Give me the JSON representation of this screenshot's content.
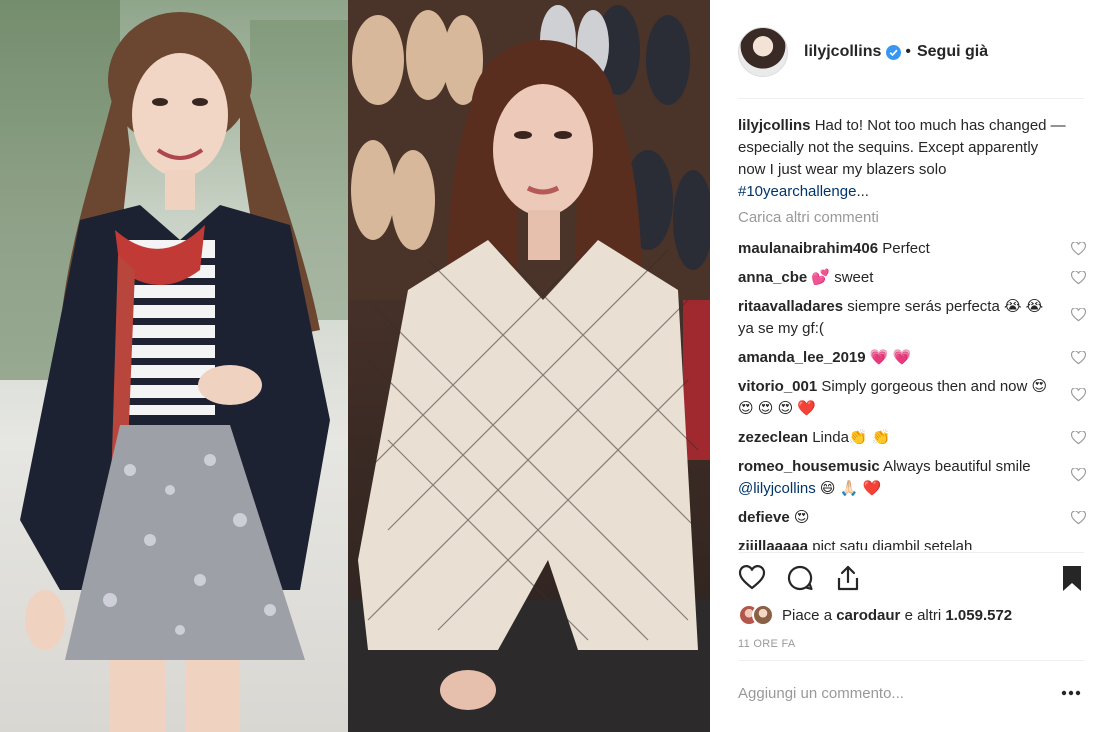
{
  "post": {
    "username": "lilyjcollins",
    "separator": "•",
    "follow_status": "Segui già",
    "caption": {
      "username": "lilyjcollins",
      "text": "Had to! Not too much has changed — especially not the sequins. Except apparently now I just wear my blazers solo ",
      "hashtag": "#10yearchallenge",
      "ellipsis": "..."
    },
    "load_more_comments": "Carica altri commenti",
    "comments": [
      {
        "user": "maulanaibrahim406",
        "text": "Perfect"
      },
      {
        "user": "anna_cbe",
        "text": "💕 sweet"
      },
      {
        "user": "ritaavalladares",
        "text": "siempre serás perfecta 😭 😭  ya se my gf:("
      },
      {
        "user": "amanda_lee_2019",
        "text": "💗 💗"
      },
      {
        "user": "vitorio_001",
        "text": "Simply gorgeous then and now 😍 😍 😍 😍 ❤️"
      },
      {
        "user": "zezeclean",
        "text": "Linda👏 👏"
      },
      {
        "user": "romeo_housemusic",
        "text": "Always beautiful smile ",
        "mention": "@lilyjcollins",
        "after": " 😄 🙏🏻 ❤️"
      },
      {
        "user": "defieve",
        "text": "😍"
      },
      {
        "user": "ziiillaaaaa",
        "text": "pict satu diambil setelah"
      }
    ],
    "likes": {
      "prefix": "Piace a ",
      "first_liker": "carodaur",
      "middle": " e altri ",
      "count": "1.059.572"
    },
    "time_ago": "11 ORE FA",
    "add_comment_placeholder": "Aggiungi un commento...",
    "icons": {
      "verified": "verified-badge-icon",
      "heart": "heart-icon",
      "comment": "comment-icon",
      "share": "share-icon",
      "save": "bookmark-icon",
      "more": "more-options-icon"
    },
    "colors": {
      "text": "#262626",
      "muted": "#999999",
      "link": "#003569",
      "verified": "#3897f0"
    }
  }
}
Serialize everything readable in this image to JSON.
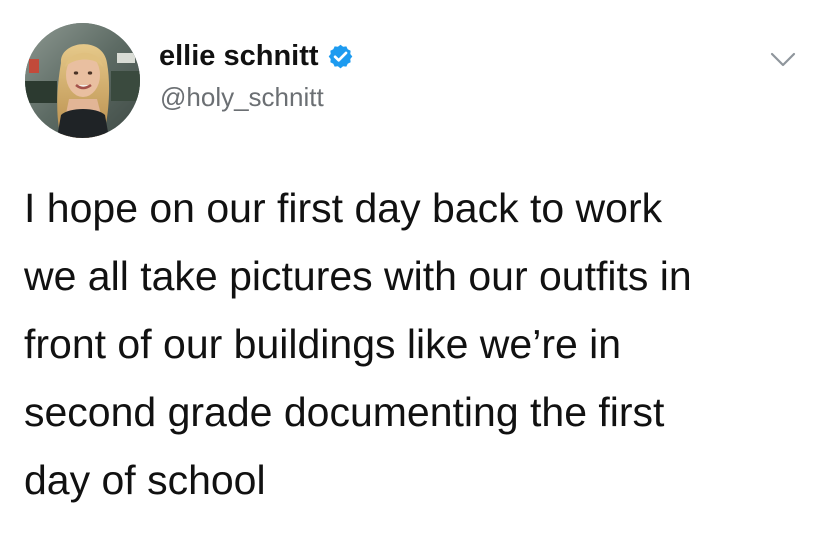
{
  "author": {
    "display_name": "ellie schnitt",
    "handle": "@holy_schnitt",
    "verified": true,
    "avatar_icon": "profile-photo-avatar",
    "verified_icon": "verified-check-icon"
  },
  "actions": {
    "more_icon": "chevron-down-icon"
  },
  "tweet": {
    "lines": [
      "I hope on our first day back to work",
      "we all take pictures with our outfits in",
      "front of our buildings like we’re in",
      "second grade documenting the first",
      "day of school"
    ]
  },
  "colors": {
    "text": "#111111",
    "handle": "#6b6f73",
    "verified_blue": "#1d9bf0",
    "chevron": "#8f969c",
    "background": "#ffffff"
  }
}
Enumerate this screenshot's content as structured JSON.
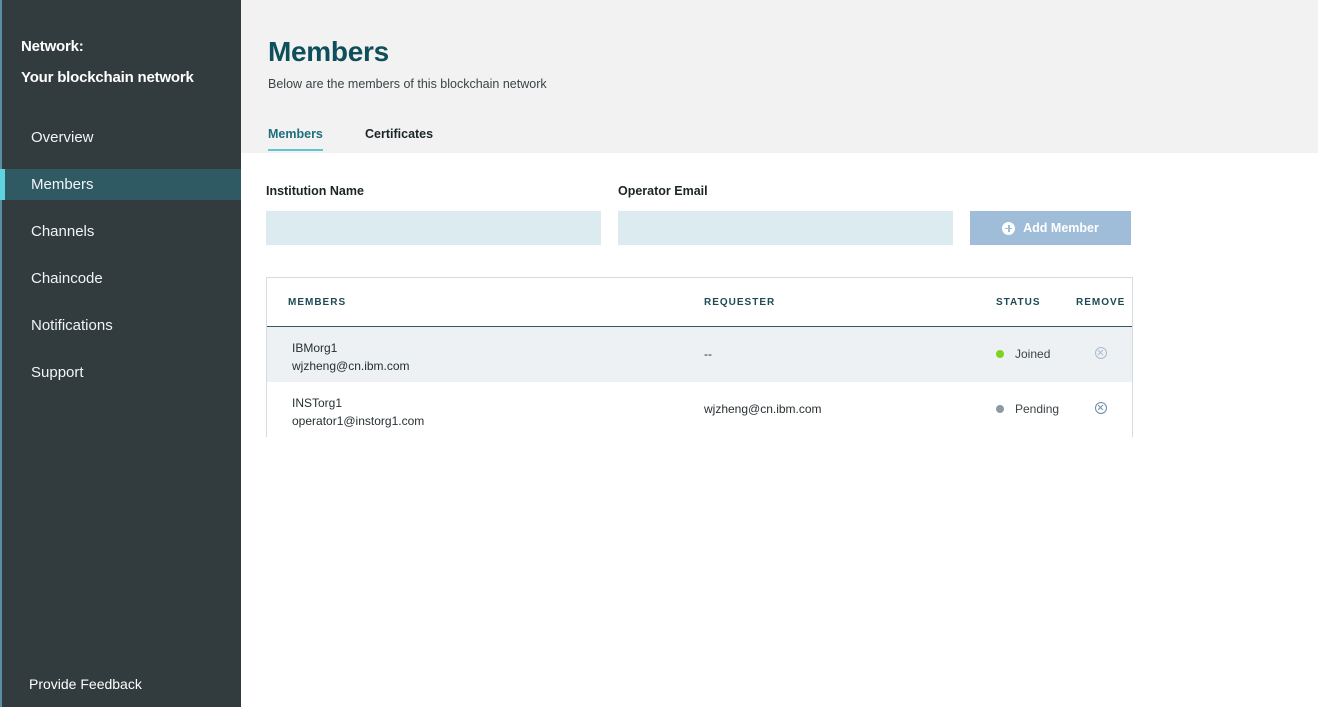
{
  "sidebar": {
    "network_label": "Network:",
    "network_name": "Your blockchain network",
    "items": [
      {
        "label": "Overview"
      },
      {
        "label": "Members"
      },
      {
        "label": "Channels"
      },
      {
        "label": "Chaincode"
      },
      {
        "label": "Notifications"
      },
      {
        "label": "Support"
      }
    ],
    "active_item": "Members",
    "feedback_label": "Provide Feedback"
  },
  "header": {
    "title": "Members",
    "subtitle": "Below are the members of this blockchain network",
    "tabs": [
      {
        "label": "Members",
        "active": true
      },
      {
        "label": "Certificates",
        "active": false
      }
    ]
  },
  "form": {
    "institution_label": "Institution Name",
    "institution_value": "",
    "email_label": "Operator Email",
    "email_value": "",
    "add_button_label": "Add Member",
    "add_button_icon": "plus-circle-icon"
  },
  "table": {
    "columns": [
      "MEMBERS",
      "REQUESTER",
      "STATUS",
      "REMOVE"
    ],
    "rows": [
      {
        "name": "IBMorg1",
        "email": "wjzheng@cn.ibm.com",
        "requester": "--",
        "status": "Joined",
        "status_color": "#7ed321"
      },
      {
        "name": "INSTorg1",
        "email": "operator1@instorg1.com",
        "requester": "wjzheng@cn.ibm.com",
        "status": "Pending",
        "status_color": "#8c9aa3"
      }
    ]
  },
  "colors": {
    "sidebar_bg": "#323b3d",
    "accent": "#5fd3e0",
    "title": "#0e4f5b",
    "button": "#9fbcd9"
  }
}
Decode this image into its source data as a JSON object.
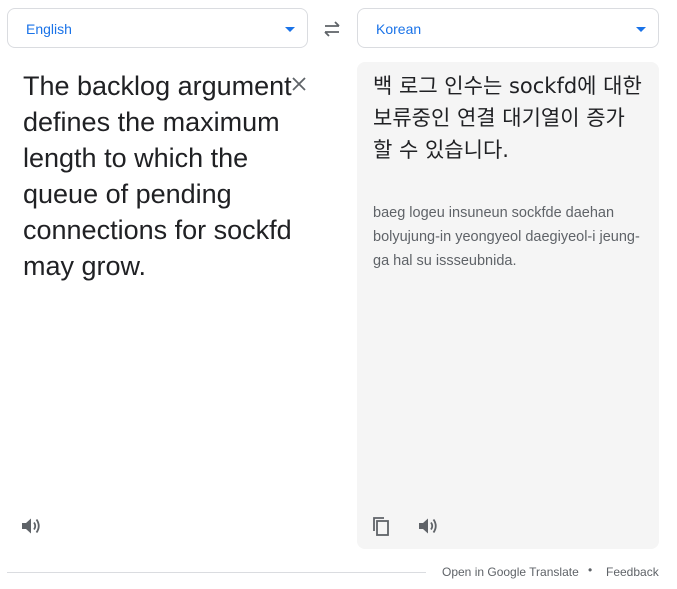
{
  "source_language": {
    "label": "English"
  },
  "target_language": {
    "label": "Korean"
  },
  "source": {
    "text": "The backlog argument defines the maximum length to which the queue of pending connections for sockfd may grow."
  },
  "target": {
    "text": "백 로그 인수는 sockfd에 대한 보류중인 연결 대기열이 증가 할 수 있습니다.",
    "romanization": "baeg logeu insuneun sockfde daehan bolyujung-in yeongyeol daegiyeol-i jeung-ga hal su issseubnida."
  },
  "footer": {
    "open_link": "Open in Google Translate",
    "separator": "•",
    "feedback_link": "Feedback"
  },
  "icons": {
    "swap": "swap-arrows-icon",
    "clear": "close-icon",
    "speaker": "speaker-icon",
    "copy": "copy-icon"
  },
  "colors": {
    "accent": "#1a73e8",
    "panel_bg": "#f5f5f5",
    "text_primary": "#202124",
    "text_secondary": "#5f6368",
    "border": "#dadce0"
  }
}
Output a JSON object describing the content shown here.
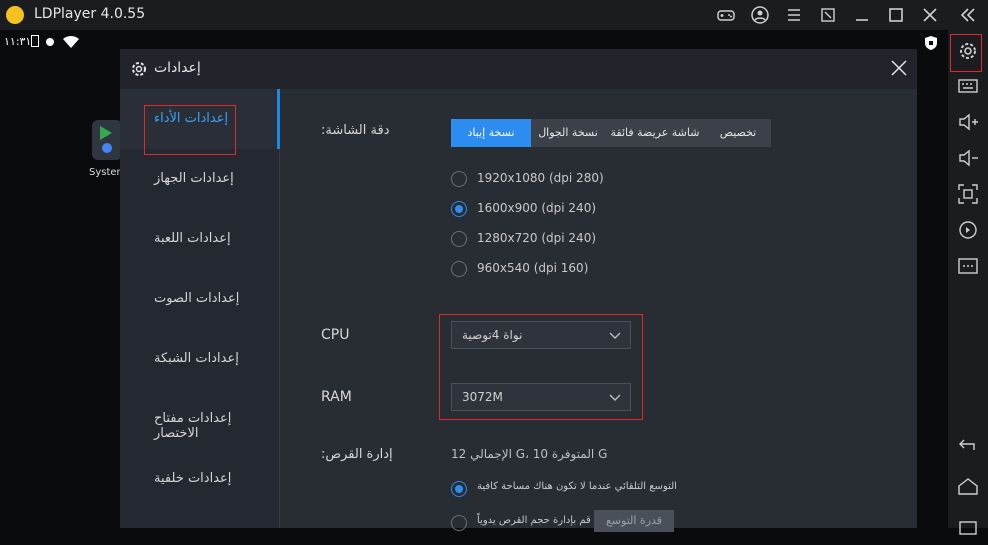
{
  "app": {
    "title": "LDPlayer 4.0.55"
  },
  "statusbar": {
    "time": "١١:٣١"
  },
  "desktop": {
    "app_label": "System"
  },
  "dialog": {
    "title": "إعدادات",
    "sidebar": [
      "إعدادات الأداء",
      "إعدادات الجهاز",
      "إعدادات اللعبة",
      "إعدادات الصوت",
      "إعدادات الشبكة",
      "إعدادات مفتاح الاختصار",
      "إعدادات خلفية"
    ],
    "resolution_label": ":دقة الشاشة",
    "resolution_tabs": [
      "نسخة إيباد",
      "نسخة الجوال",
      "شاشة عريضة فائقة",
      "تخصيص"
    ],
    "resolution_options": [
      "1920x1080  (dpi 280)",
      "1600x900  (dpi 240)",
      "1280x720  (dpi 240)",
      "960x540  (dpi 160)"
    ],
    "selected_resolution": "1600x900  (dpi 240)",
    "cpu": {
      "label": "CPU",
      "value": "نواة 4توصية"
    },
    "ram": {
      "label": "RAM",
      "value": "3072M"
    },
    "disk": {
      "label": ":إدارة القرص",
      "info": "12 الإجمالي G،  10 المتوفرة G",
      "option1": "التوسع التلقائي عندما لا تكون هناك مساحة كافية",
      "option2": "قم بإدارة حجم القرص يدوياً",
      "expand_button": "قدرة التوسع"
    }
  }
}
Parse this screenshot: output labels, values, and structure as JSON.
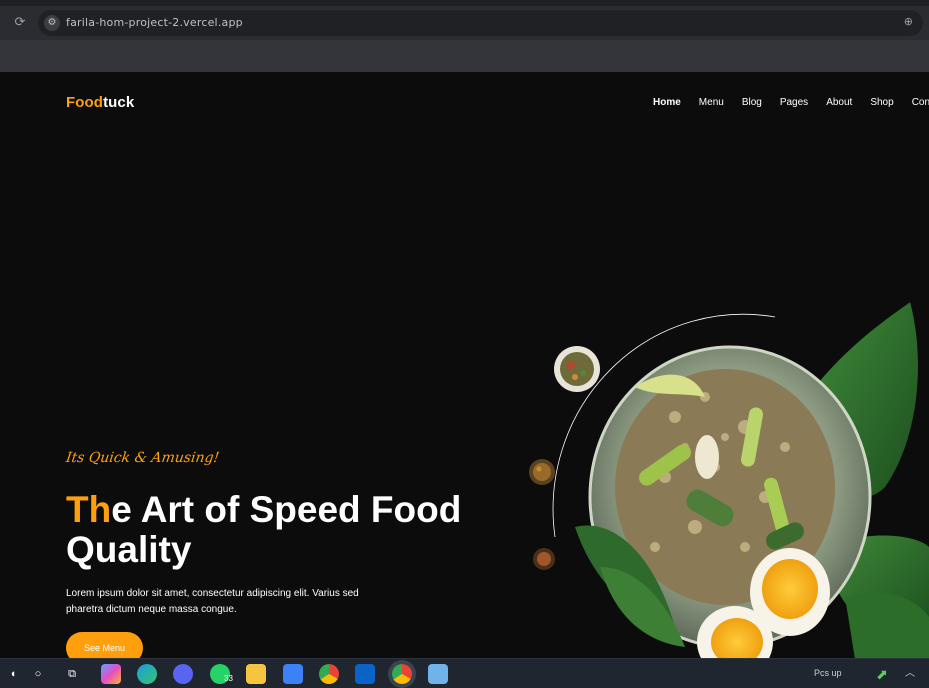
{
  "browser": {
    "url": "farila-hom-project-2.vercel.app",
    "reload_glyph": "⟳",
    "site_info_glyph": "⚙",
    "zoom_glyph": "⊕"
  },
  "site": {
    "logo_accent": "Food",
    "logo_rest": "tuck",
    "nav": [
      "Home",
      "Menu",
      "Blog",
      "Pages",
      "About",
      "Shop",
      "Contact"
    ]
  },
  "hero": {
    "script_tag": "Its Quick & Amusing!",
    "headline_accent": "Th",
    "headline_rest_line1": "e Art of Speed Food",
    "headline_line2": "Quality",
    "description": "Lorem ipsum dolor sit amet, consectetur adipiscing elit. Varius sed pharetra dictum neque massa congue.",
    "cta_label": "See Menu"
  },
  "taskbar": {
    "search_glyph": "○",
    "task_view_glyph": "⧉",
    "whatsapp_badge": "33",
    "weather_label": "Pcs up",
    "icons": [
      "copilot-icon",
      "edge-icon",
      "discord-icon",
      "whatsapp-icon",
      "file-explorer-icon",
      "store-icon",
      "chrome-icon",
      "outlook-icon",
      "chrome-active-icon",
      "notepad-icon"
    ]
  },
  "colors": {
    "accent": "#ff9f0d",
    "page_bg": "#0c0c0c",
    "chrome_bg": "#2b2c31",
    "taskbar_bg": "#20262f"
  }
}
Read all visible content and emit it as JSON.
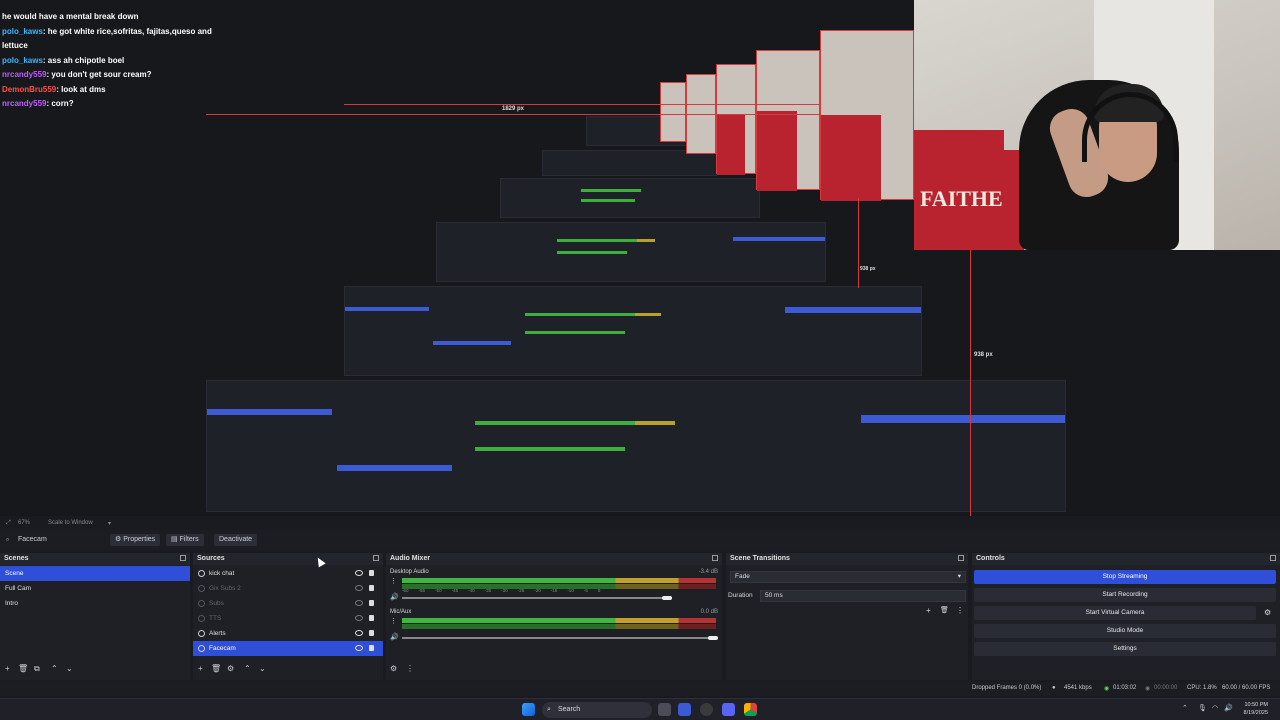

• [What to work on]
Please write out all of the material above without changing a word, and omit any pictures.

• [Exercise response]
Give me the JSON representation of this screenshot's content.
{
  "post": {
    "username": "lilyjcollins",
    "separator": "•",
    "follow_status": "Segui già",
    "caption": {
      "username": "lilyjcollins",
      "text": "Had to! Not too much has changed — especially not the sequins. Except apparently now I just wear my blazers solo ",
      "hashtag": "#10yearchallenge",
      "ellipsis": "..."
    },
    "load_more_comments": "Carica altri commenti",
    "comments": [
      {
        "user": "maulanaibrahim406",
        "text": "Perfect"
      },
      {
        "user": "anna_cbe",
        "text": "💕 sweet"
      },
      {
        "user": "ritaavalladares",
        "text": "siempre serás perfecta 😭 😭  ya se my gf:("
      },
      {
        "user": "amanda_lee_2019",
        "text": "💗 💗"
      },
      {
        "user": "vitorio_001",
        "text": "Simply gorgeous then and now 😍 😍 😍 😍 ❤️"
      },
      {
        "user": "zezeclean",
        "text": "Linda👏 👏"
      },
      {
        "user": "romeo_housemusic",
        "text": "Always beautiful smile ",
        "mention": "@lilyjcollins",
        "after": " 😄 🙏🏻 ❤️"
      },
      {
        "user": "defieve",
        "text": "😍"
      },
      {
        "user": "ziiillaaaaa",
        "text": "pict satu diambil setelah"
      }
    ],
    "likes": {
      "prefix": "Piace a ",
      "first_liker": "carodaur",
      "middle": " e altri ",
      "count": "1.059.572"
    },
    "time_ago": "11 ORE FA",
    "add_comment_placeholder": "Aggiungi un commento...",
    "icons": {
      "verified": "verified-badge-icon",
      "heart": "heart-icon",
      "comment": "comment-icon",
      "share": "share-icon",
      "save": "bookmark-icon",
      "more": "more-options-icon"
    },
    "colors": {
      "text": "#262626",
      "muted": "#999999",
      "link": "#003569",
      "verified": "#3897f0"
    }
  }
}
Serialize everything readable in this image to JSON.
{
  "author": {
    "display_name": "ellie schnitt",
    "handle": "@holy_schnitt",
    "verified": true,
    "avatar_icon": "profile-photo-avatar",
    "verified_icon": "verified-check-icon"
  },
  "actions": {
    "more_icon": "chevron-down-icon"
  },
  "tweet": {
    "lines": [
      "I hope on our first day back to work",
      "we all take pictures with our outfits in",
      "front of our buildings like we’re in",
      "second grade documenting the first",
      "day of school"
    ]
  },
  "colors": {
    "text": "#111111",
    "handle": "#6b6f73",
    "verified_blue": "#1d9bf0",
    "chevron": "#8f969c",
    "background": "#ffffff"
  }
}
Enumerate this screenshot's content as structured JSON.
{
  "sidebar": {
    "network_label": "Network:",
    "network_name": "Your blockchain network",
    "items": [
      {
        "label": "Overview"
      },
      {
        "label": "Members"
      },
      {
        "label": "Channels"
      },
      {
        "label": "Chaincode"
      },
      {
        "label": "Notifications"
      },
      {
        "label": "Support"
      }
    ],
    "active_item": "Members",
    "feedback_label": "Provide Feedback"
  },
  "header": {
    "title": "Members",
    "subtitle": "Below are the members of this blockchain network",
    "tabs": [
      {
        "label": "Members",
        "active": true
      },
      {
        "label": "Certificates",
        "active": false
      }
    ]
  },
  "form": {
    "institution_label": "Institution Name",
    "institution_value": "",
    "email_label": "Operator Email",
    "email_value": "",
    "add_button_label": "Add Member",
    "add_button_icon": "plus-circle-icon"
  },
  "table": {
    "columns": [
      "MEMBERS",
      "REQUESTER",
      "STATUS",
      "REMOVE"
    ],
    "rows": [
      {
        "name": "IBMorg1",
        "email": "wjzheng@cn.ibm.com",
        "requester": "--",
        "status": "Joined",
        "status_color": "#7ed321"
      },
      {
        "name": "INSTorg1",
        "email": "operator1@instorg1.com",
        "requester": "wjzheng@cn.ibm.com",
        "status": "Pending",
        "status_color": "#8c9aa3"
      }
    ]
  },
  "colors": {
    "sidebar_bg": "#323b3d",
    "accent": "#5fd3e0",
    "title": "#0e4f5b",
    "button": "#9fbcd9"
  }
}
Decode this image into its source data as a JSON object.
{
  "source_language": {
    "label": "English"
  },
  "target_language": {
    "label": "Korean"
  },
  "source": {
    "text": "The backlog argument defines the maximum length to which the queue of pending connections for sockfd may grow."
  },
  "target": {
    "text": "백 로그 인수는 sockfd에 대한 보류중인 연결 대기열이 증가 할 수 있습니다.",
    "romanization": "baeg logeu insuneun sockfde daehan bolyujung-in yeongyeol daegiyeol-i jeung-ga hal su issseubnida."
  },
  "footer": {
    "open_link": "Open in Google Translate",
    "separator": "•",
    "feedback_link": "Feedback"
  },
  "icons": {
    "swap": "swap-arrows-icon",
    "clear": "close-icon",
    "speaker": "speaker-icon",
    "copy": "copy-icon"
  },
  "colors": {
    "accent": "#1a73e8",
    "panel_bg": "#f5f5f5",
    "text_primary": "#202124",
    "text_secondary": "#5f6368",
    "border": "#dadce0"
  }
}
Output a JSON object describing the content shown here.
{
  "app": {
    "title": "LDPlayer 4.0.55"
  },
  "statusbar": {
    "time": "١١:٣١"
  },
  "desktop": {
    "app_label": "System"
  },
  "dialog": {
    "title": "إعدادات",
    "sidebar": [
      "إعدادات الأداء",
      "إعدادات الجهاز",
      "إعدادات اللعبة",
      "إعدادات الصوت",
      "إعدادات الشبكة",
      "إعدادات مفتاح الاختصار",
      "إعدادات خلفية"
    ],
    "resolution_label": ":دقة الشاشة",
    "resolution_tabs": [
      "نسخة إيباد",
      "نسخة الجوال",
      "شاشة عريضة فائقة",
      "تخصيص"
    ],
    "resolution_options": [
      "1920x1080  (dpi 280)",
      "1600x900  (dpi 240)",
      "1280x720  (dpi 240)",
      "960x540  (dpi 160)"
    ],
    "selected_resolution": "1600x900  (dpi 240)",
    "cpu": {
      "label": "CPU",
      "value": "نواة 4توصية"
    },
    "ram": {
      "label": "RAM",
      "value": "3072M"
    },
    "disk": {
      "label": ":إدارة القرص",
      "info": "12 الإجمالي G،  10 المتوفرة G",
      "option1": "التوسع التلقائي عندما لا تكون هناك مساحة كافية",
      "option2": "قم بإدارة حجم القرص يدوياً",
      "expand_button": "قدرة التوسع"
    }
  }
}
Parse this screenshot: output labels, values, and structure as JSON.
{
  "browser": {
    "url": "farila-hom-project-2.vercel.app",
    "reload_glyph": "⟳",
    "site_info_glyph": "⚙",
    "zoom_glyph": "⊕"
  },
  "site": {
    "logo_accent": "Food",
    "logo_rest": "tuck",
    "nav": [
      "Home",
      "Menu",
      "Blog",
      "Pages",
      "About",
      "Shop",
      "Contact"
    ]
  },
  "hero": {
    "script_tag": "Its Quick & Amusing!",
    "headline_accent": "Th",
    "headline_rest_line1": "e Art of Speed Food",
    "headline_line2": "Quality",
    "description": "Lorem ipsum dolor sit amet, consectetur adipiscing elit. Varius sed pharetra dictum neque massa congue.",
    "cta_label": "See Menu"
  },
  "taskbar": {
    "search_glyph": "○",
    "task_view_glyph": "⧉",
    "whatsapp_badge": "33",
    "weather_label": "Pcs up",
    "icons": [
      "copilot-icon",
      "edge-icon",
      "discord-icon",
      "whatsapp-icon",
      "file-explorer-icon",
      "store-icon",
      "chrome-icon",
      "outlook-icon",
      "chrome-active-icon",
      "notepad-icon"
    ]
  },
  "colors": {
    "accent": "#ff9f0d",
    "page_bg": "#0c0c0c",
    "chrome_bg": "#2b2c31",
    "taskbar_bg": "#20262f"
  }
}
Read all visible content and emit it as JSON.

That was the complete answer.